- my visualizations of possibly falling from a high place could lead to fear strong enough to immobilize me. By letting go of these visualizations and focusing on my body, its movement and the surroundings, I learned to move with confidence at such heights.
- I came to realize that my occasional anger on the phone with representatives of retail corporations - internet providers, perhaps - didn’t help me achieve what I wanted from them. Moreover, it could lead to hours of bad mood and regret. I learned to resist that impulse and improved my "shopping performance" and happiness.
- For years, I tried very hard to avoid being late for a social event. Only through deeper reflection on this habitual striving did I come to realize that I was anxious about possible criticism of being late. When I thought about this possible outcome, I realized that it was quite ludicrous – “So, Peter, we’ve been discussing your tardiness and have decided not to invite you to our gatherings anymore. Sorry.” I learned to let go of that habitual impulse, and to work on fears of possible criticism under other circumstances.
- in my striving to fit as many projects as possible into my day, I once found myself irritated at the cat who just stared up at me w/o knowing that she was in “my” path. I learned to change that habit of frustration, to pause and tell the cat how much I appreciated the joy she brings to our home
- when traffic was slow, I learned that I had a choice between becoming frustrated, or just patiently sitting in the car and reflecting on what a wonderful city Ottawa is. The former was bad for my mood, my heart and my immune system. The latter lifted my mood and helped me be more mindful during the day.

 

A key to understanding the practice of M&M is that very few of us are aware of these life-long habits which impact our health and happiness. And, if we are aware, we usually don’t have the perspective or skills to change them.

 

Soon after I started teaching, one of my breakfast group asked, “Does a person have to be stressed in order to enroll in your course? I replied, “No, of course not”. Now, years later, I feel that almost all of us are “stressed out” to some extent because of our negative habits of thought, attitude and perception. But, most people aren’t sufficiently aware of the stress, or willing to admit and address it. It takes honesty and courage to seek assistance in learning to live well.

 

I was on stress leave from work in 1999 when I asked a health professional “What else can I do to avoid the stress I recently encountered”. She suggested a course on mindfulness. I fell in love with it and, over the years, have enjoyed:
- spending more of the day paying attention – living it more fully – and noticing more of what’s happening around and inside me
- getting better at “catching” myself before I act on old reactive habits which are not healthy
- a decreasing interest in thinking selfish thoughts which lead to unhappiness
- appreciating reality – there is an awful lot of wonderful coffee in our “cup” of life. If we focus on that, we can make life a lot more enjoyable.

 

“We cannot manage what we do not measure”. We need to honestly assess our happiness – our ease of living – in order to decide whether to improve it. We have only one life to live, one life to create. I’m trying to live mine in harmony with reality as much as I can. The more I can do that, the happier and healthier I feel.

 

Peter Black

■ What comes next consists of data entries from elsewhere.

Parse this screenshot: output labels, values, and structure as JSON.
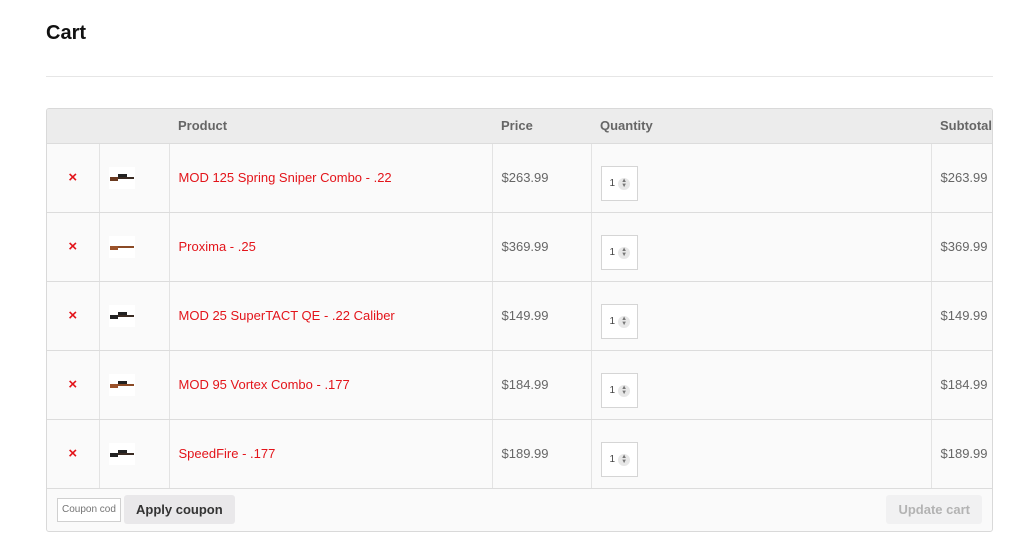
{
  "page": {
    "title": "Cart"
  },
  "table": {
    "headers": {
      "product": "Product",
      "price": "Price",
      "quantity": "Quantity",
      "subtotal": "Subtotal"
    },
    "items": [
      {
        "remove": "×",
        "name": "MOD 125 Spring Sniper Combo - .22",
        "price": "$263.99",
        "quantity": "1",
        "subtotal": "$263.99",
        "thumb": "rifle-scope-icon"
      },
      {
        "remove": "×",
        "name": "Proxima - .25",
        "price": "$369.99",
        "quantity": "1",
        "subtotal": "$369.99",
        "thumb": "wood-rifle-icon"
      },
      {
        "remove": "×",
        "name": "MOD 25 SuperTACT QE - .22 Caliber",
        "price": "$149.99",
        "quantity": "1",
        "subtotal": "$149.99",
        "thumb": "tactical-rifle-icon"
      },
      {
        "remove": "×",
        "name": "MOD 95 Vortex Combo - .177",
        "price": "$184.99",
        "quantity": "1",
        "subtotal": "$184.99",
        "thumb": "rifle-scope-icon"
      },
      {
        "remove": "×",
        "name": "SpeedFire - .177",
        "price": "$189.99",
        "quantity": "1",
        "subtotal": "$189.99",
        "thumb": "black-rifle-icon"
      }
    ]
  },
  "coupon": {
    "placeholder": "Coupon code",
    "apply_label": "Apply coupon"
  },
  "update_label": "Update cart",
  "colors": {
    "accent": "#e3141a",
    "header_bg": "#ececec",
    "button_bg": "#e9e8ea"
  }
}
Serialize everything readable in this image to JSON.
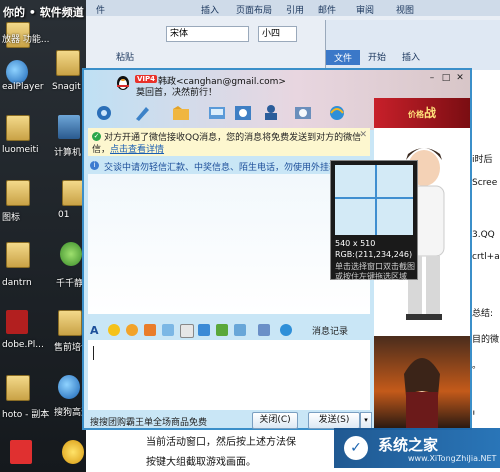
{
  "watermark_top": "你的 • 软件频道 software.it168.com",
  "word": {
    "tabs": [
      "件",
      "插入",
      "页面布局",
      "引用",
      "邮件",
      "审阅",
      "视图"
    ],
    "font": "宋体",
    "size": "小四",
    "paste": "粘贴",
    "tabs2": [
      "文件",
      "开始",
      "插入"
    ]
  },
  "desktop_icons": [
    "放器 功能...",
    "ealPlayer",
    "Snagit",
    "luomeiti",
    "计算机",
    "图标",
    "01",
    "dantrn",
    "千千静听",
    "dobe.Pl...",
    "售前培训-务器建设",
    "hoto - 副本",
    "搜狗高速浏览器"
  ],
  "doc_right": [
    "i时后",
    "Scree",
    "3.QQ",
    "crtl+a",
    "总结:",
    "目的微",
    "。",
    "!"
  ],
  "doc_bottom": [
    "当前活动窗口，然后按上述方法保",
    "按键大组截取游戏画面。"
  ],
  "qq": {
    "vip": "VIP4",
    "name": "韩政<canghan@gmail.com>",
    "signature": "莫回首，决然前行！",
    "toolbar_icons": [
      "video-call",
      "voice-call",
      "send-file",
      "create-discussion",
      "group-chat",
      "remote-assist",
      "apps",
      "ie"
    ],
    "notice_line1": "对方开通了微信接收QQ消息，您的消息将免费发送到对方的微信",
    "notice_line2_prefix": "信，",
    "notice_link": "点击查看详情",
    "warn": "交谈中请勿轻信汇款、中奖信息、陌生电话，勿使用外挂软件",
    "history": "消息记录",
    "ad": "搜搜团购霸王单全场商品免费",
    "close": "关闭(C)",
    "send": "发送(S)"
  },
  "ad_banner": "战",
  "ad_banner_small": "价格",
  "screenshot": {
    "size": "540 x 510",
    "rgb": "RGB:(211,234,246)",
    "hint1": "单击选择窗口双击截图",
    "hint2": "或按住左键拖选区域"
  },
  "watermark_br": {
    "name": "系统之家",
    "url": "www.XiTongZhiJia.NET"
  }
}
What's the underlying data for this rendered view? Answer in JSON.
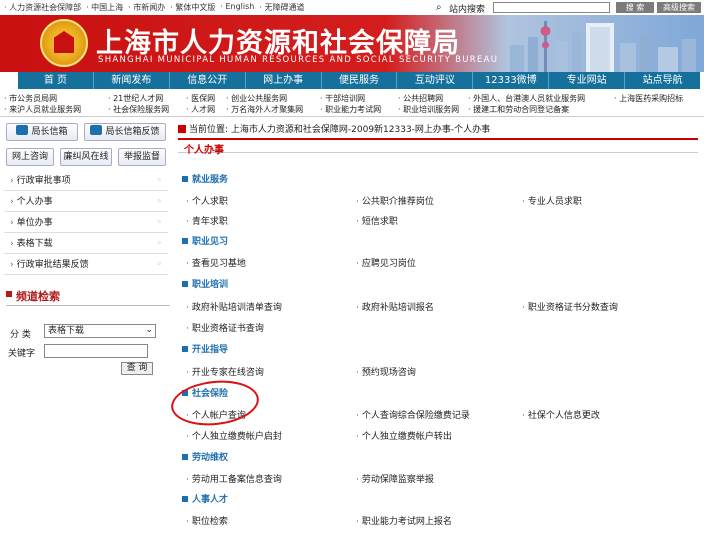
{
  "topbar": {
    "links": [
      "· 人力资源社会保障部",
      "· 中国上海",
      "· 市新闻办",
      "· 繁体中文版",
      "· English",
      "· 无障碍通道"
    ],
    "search_label": "站内搜索",
    "search_placeholder": "",
    "search_button": "搜 索",
    "advanced_button": "高级搜索"
  },
  "banner": {
    "title": "上海市人力资源和社会保障局",
    "subtitle": "SHANGHAI MUNICIPAL HUMAN RESOURCES AND SOCIAL SECURITY BUREAU"
  },
  "nav": [
    "首 页",
    "新闻发布",
    "信息公开",
    "网上办事",
    "便民服务",
    "互动评议",
    "12333微博",
    "专业网站",
    "站点导航"
  ],
  "sublinks": {
    "row1": [
      "· 市公务员局网",
      "· 21世纪人才网",
      "· 医保网",
      "· 创业公共服务网",
      "· 干部培训网",
      "· 公共招聘网",
      "· 外国人、台港澳人员就业服务网",
      "· 上海医药采购招标"
    ],
    "row2": [
      "· 来沪人员就业服务网",
      "· 社会保险服务网",
      "· 人才网",
      "· 万名海外人才聚集网",
      "· 职业能力考试网",
      "· 职业培训服务网",
      "· 援建工和劳动合同登记备案"
    ]
  },
  "left": {
    "btn_mailbox": "局长信箱",
    "btn_feedback": "局长信箱反馈",
    "btn_consult": "网上咨询",
    "btn_integrity": "廉纠风在线",
    "btn_report": "举报监督",
    "menu": [
      "行政审批事项",
      "个人办事",
      "单位办事",
      "表格下载",
      "行政审批结果反馈"
    ],
    "channel_title": "频道检索",
    "label_category": "分 类",
    "select_value": "表格下载",
    "label_keyword": "关键字",
    "query_button": "查 询"
  },
  "main": {
    "breadcrumb": "当前位置: 上海市人力资源和社会保障网-2009新12333-网上办事-个人办事",
    "section_title": "个人办事",
    "categories": [
      {
        "name": "就业服务",
        "items": [
          "个人求职",
          "公共职介推荐岗位",
          "专业人员求职",
          "青年求职",
          "短信求职"
        ]
      },
      {
        "name": "职业见习",
        "items": [
          "查看见习基地",
          "应聘见习岗位"
        ]
      },
      {
        "name": "职业培训",
        "items": [
          "政府补贴培训清单查询",
          "政府补贴培训报名",
          "职业资格证书分数查询",
          "职业资格证书查询"
        ]
      },
      {
        "name": "开业指导",
        "items": [
          "开业专家在线咨询",
          "预约现场咨询"
        ]
      },
      {
        "name": "社会保险",
        "items": [
          "个人帐户查询",
          "个人查询综合保险缴费记录",
          "社保个人信息更改",
          "个人独立缴费帐户启封",
          "个人独立缴费帐户转出"
        ]
      },
      {
        "name": "劳动维权",
        "items": [
          "劳动用工备案信息查询",
          "劳动保障监察举报"
        ]
      },
      {
        "name": "人事人才",
        "items": [
          "职位检索",
          "职业能力考试网上报名"
        ]
      }
    ]
  },
  "colors": {
    "nav": "#16709c",
    "banner_red": "#c81010",
    "accent_red": "#c00000",
    "link_blue": "#1e6fb0"
  }
}
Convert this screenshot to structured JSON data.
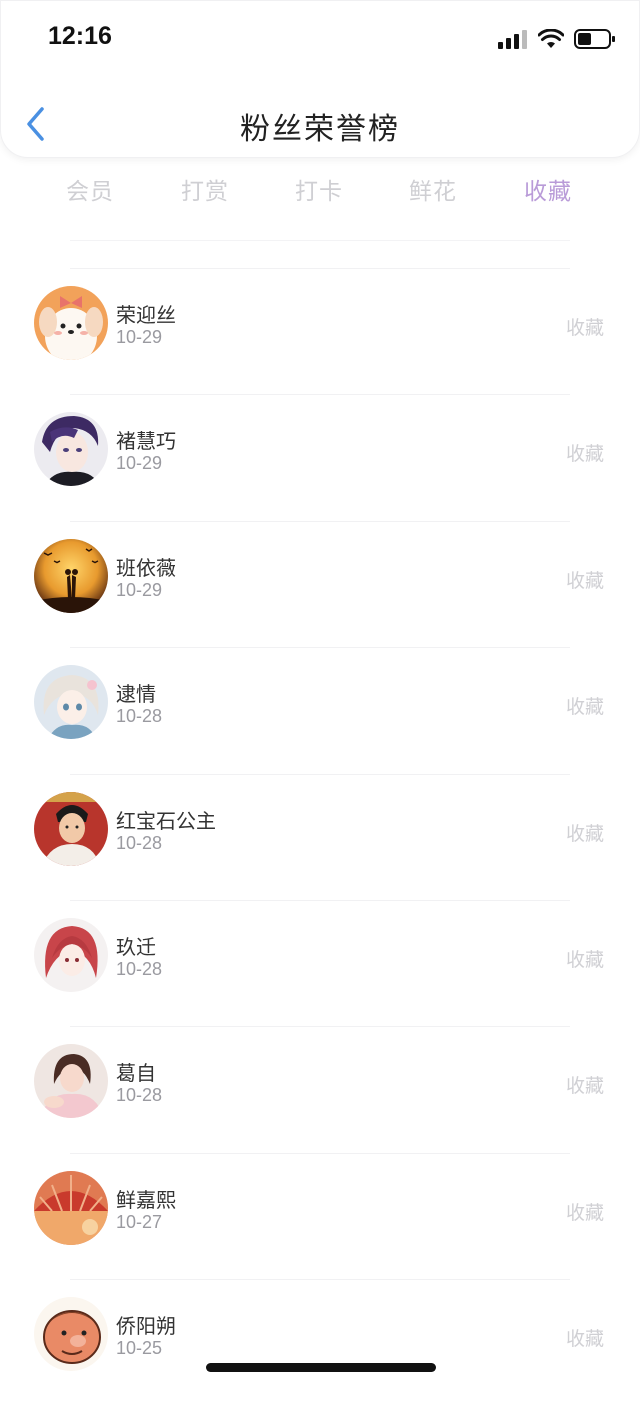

Instructor: meditation and mindfulness

1 comment

  • Home Security Alarm Systems

    This is really helpful! Very Hard to find this type of information anymore. Appreciate it.

    Home Security Alarm Systems Saturday, 03 February 2018 08:14

Leave a comment

Make sure you enter the (*) required information where indicated. HTML code is not allowed.